Whenever a line in the records below contains "BRINGING", pick it out.

*** Extracted records ***

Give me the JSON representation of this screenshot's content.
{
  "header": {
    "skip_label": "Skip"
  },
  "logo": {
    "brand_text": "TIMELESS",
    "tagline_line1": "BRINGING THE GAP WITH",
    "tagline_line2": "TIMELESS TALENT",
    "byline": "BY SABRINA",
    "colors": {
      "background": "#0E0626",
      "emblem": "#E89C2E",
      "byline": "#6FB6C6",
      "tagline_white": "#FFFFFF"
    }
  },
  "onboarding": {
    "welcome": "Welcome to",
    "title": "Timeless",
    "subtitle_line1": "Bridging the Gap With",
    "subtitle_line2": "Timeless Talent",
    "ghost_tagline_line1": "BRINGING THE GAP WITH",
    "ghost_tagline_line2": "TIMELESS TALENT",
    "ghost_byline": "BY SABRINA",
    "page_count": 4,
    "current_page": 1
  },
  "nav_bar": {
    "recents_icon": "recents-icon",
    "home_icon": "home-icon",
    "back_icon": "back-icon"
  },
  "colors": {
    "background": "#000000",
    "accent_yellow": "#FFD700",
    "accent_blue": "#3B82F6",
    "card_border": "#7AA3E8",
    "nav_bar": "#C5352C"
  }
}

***

*Result*
    "tagline_line1": "BRINGING THE GAP WITH",
    "ghost_tagline_line1": "BRINGING THE GAP WITH",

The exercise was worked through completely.